[Data entries]

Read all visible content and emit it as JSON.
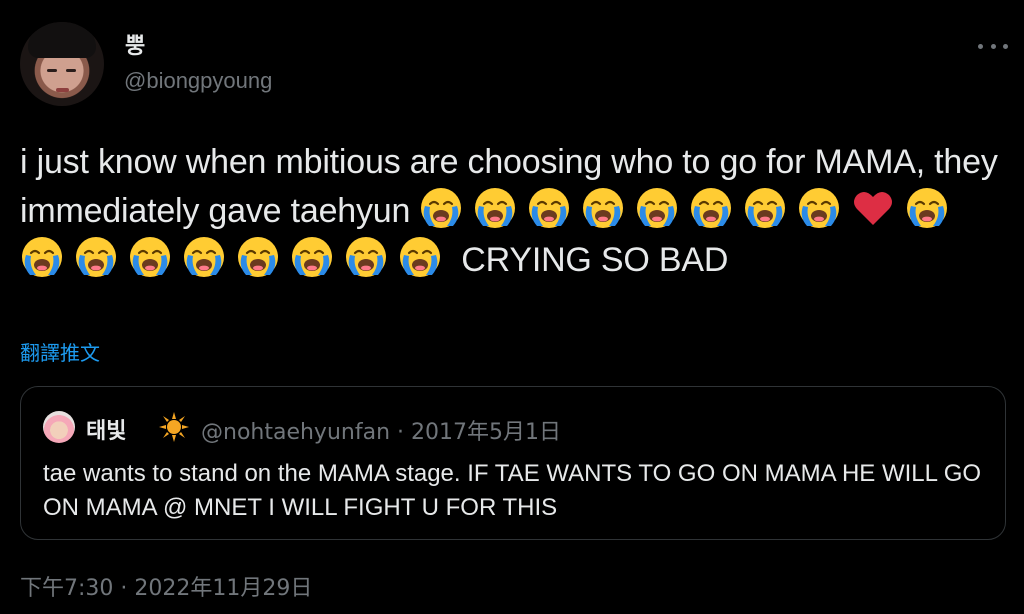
{
  "tweet": {
    "display_name": "뿡",
    "handle": "@biongpyoung",
    "text_part1": "i just know when mbitious are choosing who to go for MAMA, they immediately gave taehyun",
    "text_part2": "CRYING SO BAD",
    "emoji_sequence": [
      "loudly-crying",
      "loudly-crying",
      "loudly-crying",
      "loudly-crying",
      "loudly-crying",
      "loudly-crying",
      "loudly-crying",
      "loudly-crying",
      "red-heart",
      "loudly-crying",
      "loudly-crying",
      "loudly-crying",
      "loudly-crying",
      "loudly-crying",
      "loudly-crying",
      "loudly-crying",
      "loudly-crying",
      "loudly-crying"
    ],
    "translate_label": "翻譯推文",
    "timestamp": "下午7:30 · 2022年11月29日"
  },
  "quoted_tweet": {
    "display_name": "태빛",
    "name_icon": "sun-icon",
    "meta": "@nohtaehyunfan · 2017年5月1日",
    "text": "tae wants to stand on the MAMA stage. IF TAE WANTS TO GO ON MAMA HE WILL GO ON MAMA @ MNET I WILL FIGHT U FOR THIS"
  },
  "icons": {
    "more": "more-horizontal-icon"
  },
  "colors": {
    "background": "#000000",
    "text": "#e7e9ea",
    "secondary": "#71767b",
    "link": "#1d9bf0",
    "border": "#2f3336"
  }
}
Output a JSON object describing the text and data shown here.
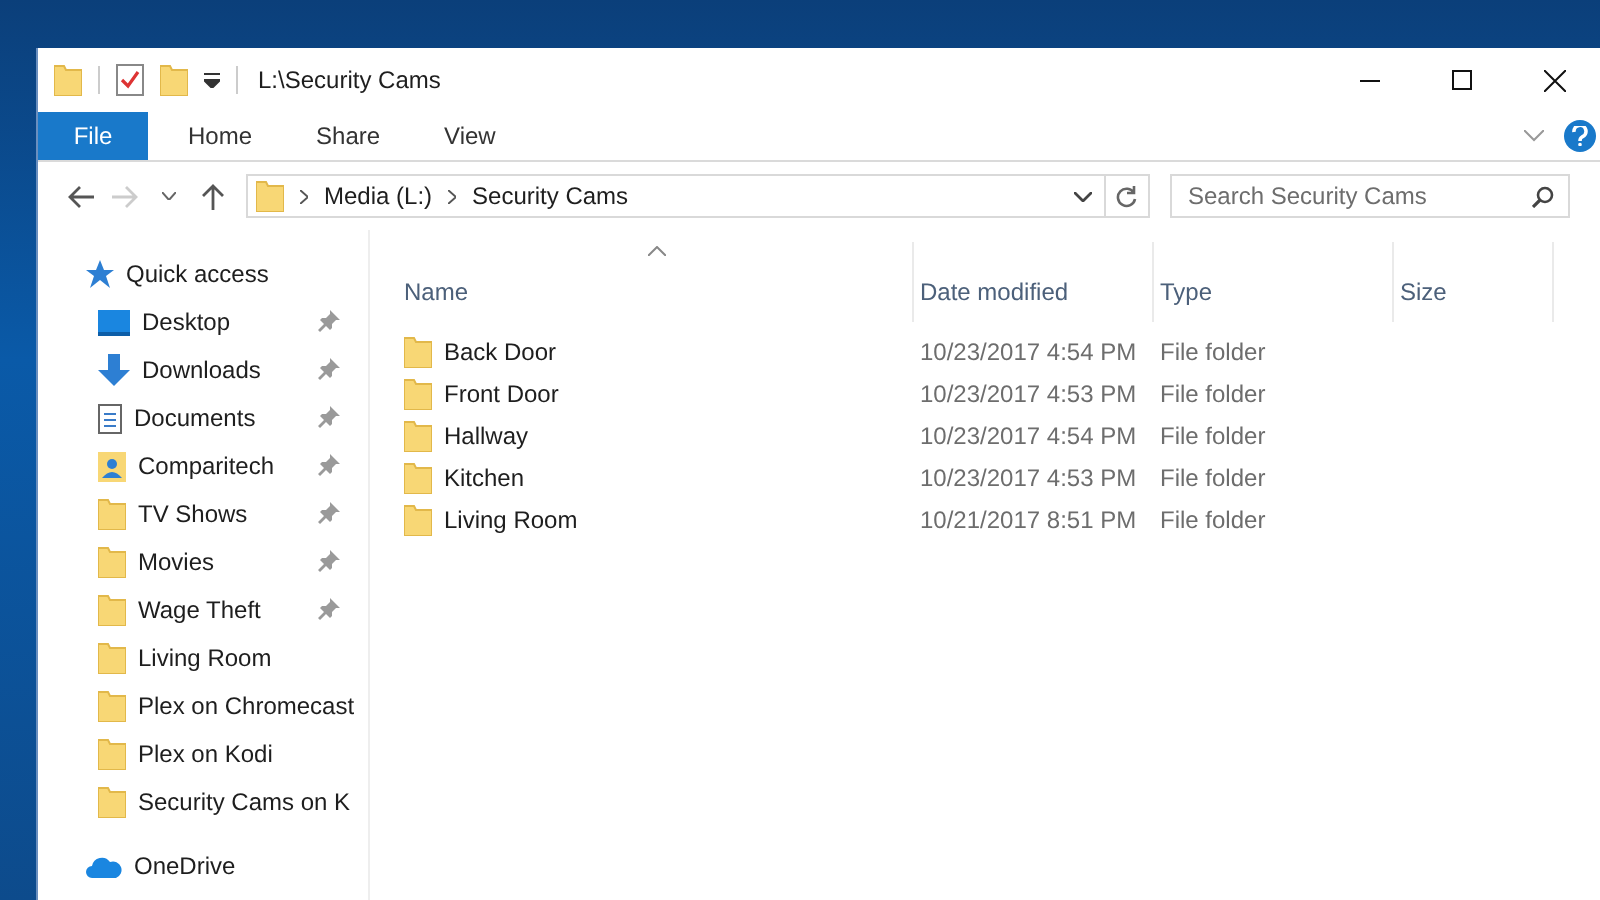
{
  "window": {
    "title": "L:\\Security Cams"
  },
  "ribbon": {
    "file_tab": "File",
    "tabs": [
      {
        "label": "Home"
      },
      {
        "label": "Share"
      },
      {
        "label": "View"
      }
    ]
  },
  "navigation": {
    "back_disabled": false,
    "forward_disabled": true
  },
  "address_bar": {
    "crumbs": [
      "Media (L:)",
      "Security Cams"
    ]
  },
  "search": {
    "placeholder": "Search Security Cams"
  },
  "sidebar": {
    "items": [
      {
        "label": "Quick access",
        "kind": "star",
        "pinned": false,
        "children": [
          {
            "label": "Desktop",
            "kind": "desktop",
            "pinned": true
          },
          {
            "label": "Downloads",
            "kind": "download",
            "pinned": true
          },
          {
            "label": "Documents",
            "kind": "document",
            "pinned": true
          },
          {
            "label": "Comparitech",
            "kind": "user",
            "pinned": true
          },
          {
            "label": "TV Shows",
            "kind": "folder",
            "pinned": true
          },
          {
            "label": "Movies",
            "kind": "folder",
            "pinned": true
          },
          {
            "label": "Wage Theft",
            "kind": "folder",
            "pinned": true
          },
          {
            "label": "Living Room",
            "kind": "folder",
            "pinned": false
          },
          {
            "label": "Plex on Chromecast",
            "kind": "folder",
            "pinned": false
          },
          {
            "label": "Plex on Kodi",
            "kind": "folder",
            "pinned": false
          },
          {
            "label": "Security Cams on K",
            "kind": "folder",
            "pinned": false
          }
        ]
      },
      {
        "label": "OneDrive",
        "kind": "cloud",
        "pinned": false
      }
    ]
  },
  "table": {
    "columns": [
      {
        "label": "Name",
        "sorted": true
      },
      {
        "label": "Date modified",
        "sorted": false
      },
      {
        "label": "Type",
        "sorted": false
      },
      {
        "label": "Size",
        "sorted": false
      }
    ],
    "rows": [
      {
        "name": "Back Door",
        "date": "10/23/2017 4:54 PM",
        "type": "File folder"
      },
      {
        "name": "Front Door",
        "date": "10/23/2017 4:53 PM",
        "type": "File folder"
      },
      {
        "name": "Hallway",
        "date": "10/23/2017 4:54 PM",
        "type": "File folder"
      },
      {
        "name": "Kitchen",
        "date": "10/23/2017 4:53 PM",
        "type": "File folder"
      },
      {
        "name": "Living Room",
        "date": "10/21/2017 8:51 PM",
        "type": "File folder"
      }
    ]
  }
}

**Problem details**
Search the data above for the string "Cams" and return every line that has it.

**Response box**
    "title": "L:\\Security Cams"
      "Security Cams"
    "placeholder": "Search Security Cams"
            "label": "Security Cams on K",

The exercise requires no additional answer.